BANGKOK (AlertNet) – Sompong Viengchan is shown standing in front of a long, narrow concrete water channel on a steep slope beside the Pak Mun hydropower dam in northern Thailand, on a tributary of the Mekong River.
The concrete fish ladder was built as an afterthought when environmentalists’ warnings about the dam’s impact on fish migration proved accurate, and formerly thriving fishing and farming villages in the area were deprived of their food and livelihood.
The ladder was a dismal failure, Sompong, a fisherwoman-turned-activist who’s been fighting against the dam for 20 years, said in “Mekong”, a new documentary on the world’s 12th longest river that was screened in Bangkok on Tuesday.
“Fish are supposed to jump up from this side to the other side but they can’t,” she said. “We told them it wouldn’t work. The fish of the Mun River are big, they can’t swim into this channel.”
The dam has been operating since 1994 but the 3,000 families affected by its construction still face difficulties today, including the disruption of fisheries, inadequate compensation and health problems, Sompong told journalists at the screening on Tuesday.
The government has partly given in to the villagers’ persistent demands by opening the dam’s gates for four months a year to allow fish to spawn, but this isn’t enough, she said.

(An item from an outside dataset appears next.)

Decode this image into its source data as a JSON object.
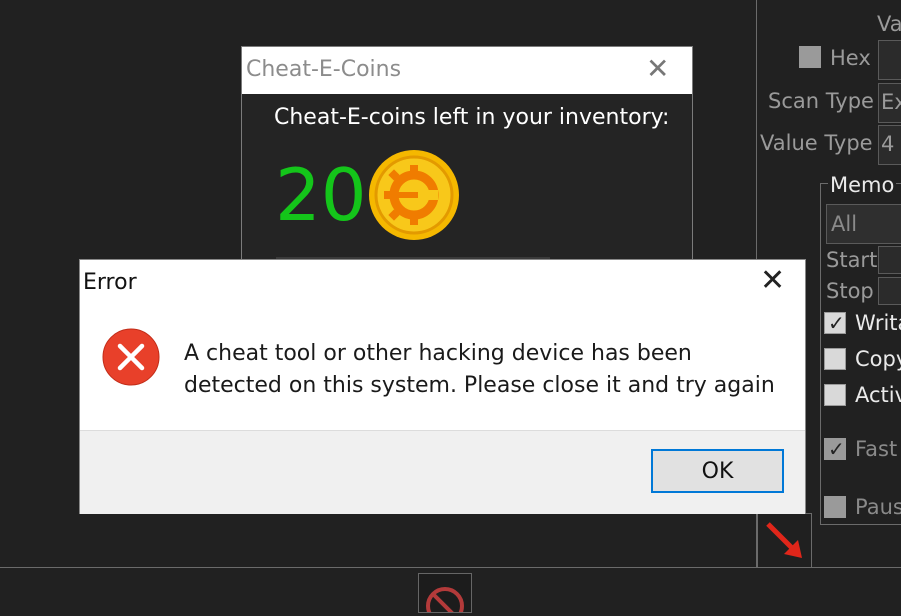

Experts say fish ladders, used at high dams in North America and Europe for salmon which have “remarkable jumping abilities that enable them to scale waterfalls and fish ladders more successfully than any other group of fish,” are not suitable for the species in the Mekong, none of which are salmon.
Yet, as energy demand is projected to almost double in the Asia Pacific region by 2030, governments and construction companies are going ahead with new dam building projects anyway.
The Lao government is using an untested fish ladder design in its controversial $3.5 billion, 1,260-megawatt Xayaburi hydropower project, aiming to allay the concern of its downstream neighbours, Vietnam and Cambodia, about the dam’s environmental, ecological, livelihood and food security impact on millions of people.
MUCH ADO ABOUT XAYABURI
Xayaburi is the first of a dozen dams planned by Laos and one of more than 140 due to be built in the lower Mekong basin – which provides more fish to more people than any other river in the world, according to the International Union for the Conservation of Nature (IUCN).
It’s part-financed by Thai banks and its main developer is Thailand’s second-biggest construction firm, Ch Karnchang Pcl. It plans to export 95 percent of the power it produces to Thailand.
In early November, Laos held a groundbreaking ceremony for the contentious dam, despite objections from environmentalists and neighbouring countries.
“If Laos wants to leave ‘least developed country’ status by 2020, (hydropower) is our only choice,” Vice Minister at the Energy and Mines Ministry Viraphohn Viravong, an engineer by training, says in the film, directed by Douglas Varchol.
The documentary screening and subsequent panel discussion, which brought together activists and experts from Thailand, Cambodia, Vietnam and Laos – a rare occasion – came at a time of heightened interest and debate over the future of the Mekong, which flows from the Tibetan plateau to the South China Sea.
Witoon Permpongsacharoen, director of Mekong Energy and Ecology Network, is opposed to dams on the main Mekong River.
“You see a small one like Pak Mun has tremendous impact, and this is just on a tributary (of the Mekong), so what’s going to happen with the mainstream dams, the big ones like Xayaburi (almost 10 times as big as Pak Mun) and others? That’s what really concerns us,” he said.
Daovong Phonekeo, director general at Laos’s department of energy policy and planning, is confident Xayaburi will be a force for good. The Environmental Impact Assessment found trans-boundary impacts to be “negligible” because Xayaburi is over 1,000 kilometres (625 miles) from the Mekong delta in Vietnam, he said.
“Lao people are not afraid of having dams,” he added.
FLAWED THAI ENERGY POLICY
Nguyen Huu Thien, an ecologist raised in the Mekong Delta, disagreed, saying Laos has failed to properly address legitimate concerns which also include the loss of sediment that enriches the soil and the possible collapse of ancillary industries around farming and fishery.
“The government of Laos relies only on the consultancy companies… and that’s taking place outside the diplomatic process of the Mekong region,” he said.
“The technical proposals made by the engineers are only theoretical. They’re not proven, so our concern remains,” he added.
But everyone wants bright lights and air-conditioning these days. With wind and solar still considered prohibitively expensive, what alternative do we have?
For Witoon, the problem lies in the inefficiency of existing power stations and current usage of power in Thailand. For example, while Pak Mun dam generates 160 million units of power per year, three big supermalls in Bangkok alone consume about 270 million units, he said.
Power consumption has not grown as much as predicted in the past 15 years and Thailand now has more than 3,000 megawatts of solar power available, as well as other forms of renewable energy, he said.
“But the system and policy don’t really promote that. It’s still very much driven by the big energy industry, the construction company which gets a concession to build a dam on the Mekong, and Thai commercial banks which have lent more than $12 billion to build dams in Laos,” said Witoon.